Context: Despite anecdotal reports, rigorous scientific evidence of the effectiveness of magnetic insoles for the pain of plantar fasciitis is lacking.
Objective: To determine whether magnetic insoles provide greater subjective improvement for treatment of plantar heel pain compared with identical nonmagnetized insoles.
Design, setting, and participants: Randomized, double-blind, placebo-controlled trial conducted from February 12, 2001, to November 9, 2001, of a volunteer sample of 101 adults with diagnoses of plantar heel pain for at least 30 days from a multispecialty group practice clinic in Rochester, Minn. Daily pain diaries were kept for 8 weeks.
Interventions: Cushioned insoles, with either active bipolar magnets or sham magnets, which were worn daily by the participants for 8 weeks.
Main outcome measures: Reported average daily foot pain (by metered visual analog scale [VAS] and by categorical response of change from baseline) at 4 and 8 weeks, and impact of insoles on employment performance and enjoyment.
Results: No significant between-group differences were found on any outcome variables studied when comparing active vs sham magnets.
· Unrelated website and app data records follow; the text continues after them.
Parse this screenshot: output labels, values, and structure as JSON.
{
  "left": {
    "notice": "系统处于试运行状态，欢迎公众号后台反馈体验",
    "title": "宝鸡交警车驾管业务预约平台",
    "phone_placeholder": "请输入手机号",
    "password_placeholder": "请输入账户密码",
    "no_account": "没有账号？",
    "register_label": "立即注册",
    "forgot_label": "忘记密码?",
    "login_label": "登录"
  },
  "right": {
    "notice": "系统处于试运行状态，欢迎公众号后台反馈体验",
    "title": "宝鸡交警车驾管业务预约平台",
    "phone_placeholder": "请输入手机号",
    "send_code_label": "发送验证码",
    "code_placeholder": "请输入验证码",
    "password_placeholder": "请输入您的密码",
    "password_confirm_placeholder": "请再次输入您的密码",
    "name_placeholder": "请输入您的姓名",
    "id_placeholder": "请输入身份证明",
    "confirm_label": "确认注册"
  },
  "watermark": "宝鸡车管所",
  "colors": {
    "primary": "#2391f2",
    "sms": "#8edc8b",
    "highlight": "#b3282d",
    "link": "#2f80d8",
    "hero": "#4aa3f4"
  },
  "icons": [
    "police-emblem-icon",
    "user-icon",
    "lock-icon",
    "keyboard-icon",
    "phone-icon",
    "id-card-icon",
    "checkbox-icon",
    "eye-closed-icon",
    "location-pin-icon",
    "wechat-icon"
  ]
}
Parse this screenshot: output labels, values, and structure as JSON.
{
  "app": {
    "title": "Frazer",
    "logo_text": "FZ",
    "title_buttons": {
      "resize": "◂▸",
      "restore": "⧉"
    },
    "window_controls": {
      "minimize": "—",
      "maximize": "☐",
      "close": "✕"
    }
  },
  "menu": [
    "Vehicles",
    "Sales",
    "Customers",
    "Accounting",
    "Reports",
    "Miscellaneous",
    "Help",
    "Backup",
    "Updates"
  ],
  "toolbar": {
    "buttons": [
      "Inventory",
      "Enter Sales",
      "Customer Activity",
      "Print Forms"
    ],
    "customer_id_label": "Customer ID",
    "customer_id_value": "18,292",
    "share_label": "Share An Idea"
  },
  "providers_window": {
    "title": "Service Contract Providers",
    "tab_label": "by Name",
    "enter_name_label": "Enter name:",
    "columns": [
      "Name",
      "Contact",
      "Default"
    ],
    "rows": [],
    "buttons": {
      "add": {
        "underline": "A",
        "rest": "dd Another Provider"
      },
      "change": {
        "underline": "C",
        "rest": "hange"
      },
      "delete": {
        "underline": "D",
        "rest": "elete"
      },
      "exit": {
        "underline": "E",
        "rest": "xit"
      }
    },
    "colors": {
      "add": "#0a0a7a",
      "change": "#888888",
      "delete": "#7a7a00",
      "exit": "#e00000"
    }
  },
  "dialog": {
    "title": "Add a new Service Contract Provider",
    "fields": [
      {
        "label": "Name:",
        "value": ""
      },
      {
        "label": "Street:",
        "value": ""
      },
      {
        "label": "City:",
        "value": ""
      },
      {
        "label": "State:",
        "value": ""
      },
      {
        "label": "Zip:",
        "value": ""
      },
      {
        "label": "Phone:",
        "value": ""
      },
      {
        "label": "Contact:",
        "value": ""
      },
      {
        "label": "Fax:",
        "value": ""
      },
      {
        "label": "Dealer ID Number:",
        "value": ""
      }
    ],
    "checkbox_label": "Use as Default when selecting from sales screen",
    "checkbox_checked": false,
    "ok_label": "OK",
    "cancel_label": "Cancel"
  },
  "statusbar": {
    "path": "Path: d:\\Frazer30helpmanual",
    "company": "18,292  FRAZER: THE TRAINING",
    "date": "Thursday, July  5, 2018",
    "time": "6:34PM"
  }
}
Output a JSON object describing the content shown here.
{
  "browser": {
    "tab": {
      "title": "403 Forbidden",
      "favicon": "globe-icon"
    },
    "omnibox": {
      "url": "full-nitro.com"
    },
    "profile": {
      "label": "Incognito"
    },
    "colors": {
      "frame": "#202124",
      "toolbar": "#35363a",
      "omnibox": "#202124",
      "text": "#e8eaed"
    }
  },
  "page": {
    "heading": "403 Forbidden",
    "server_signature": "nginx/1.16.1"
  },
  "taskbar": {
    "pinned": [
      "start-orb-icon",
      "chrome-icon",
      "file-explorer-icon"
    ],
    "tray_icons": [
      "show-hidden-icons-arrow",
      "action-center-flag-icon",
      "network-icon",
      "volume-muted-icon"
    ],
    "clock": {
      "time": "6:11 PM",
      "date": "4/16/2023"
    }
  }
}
Both the nonmagnetic and magnetic groups reported significant improvements in morning foot pain intensity, with mean (SD) VAS scores improving from 6.9 (2.3) and 6.7 (2.0), respectively, at baseline to 3.9 (2.6) for each group at 8 weeks (P =.94). At 8 weeks, 33% of the nonmagnetic group and 35% of the magnetic group reported being all or mostly better (P =.78). At baseline, foot pain interfered moderately with participants' employment enjoyment (mean VAS, 4.2) and improved in both groups by 8 weeks (1.3 and 1.5, respectively; P =.68).
Conclusion: Static bipolar magnets embedded in cushioned shoe insoles do not provide additional benefit for subjective plantar heel pain reduction when compared with nonmagnetic insoles.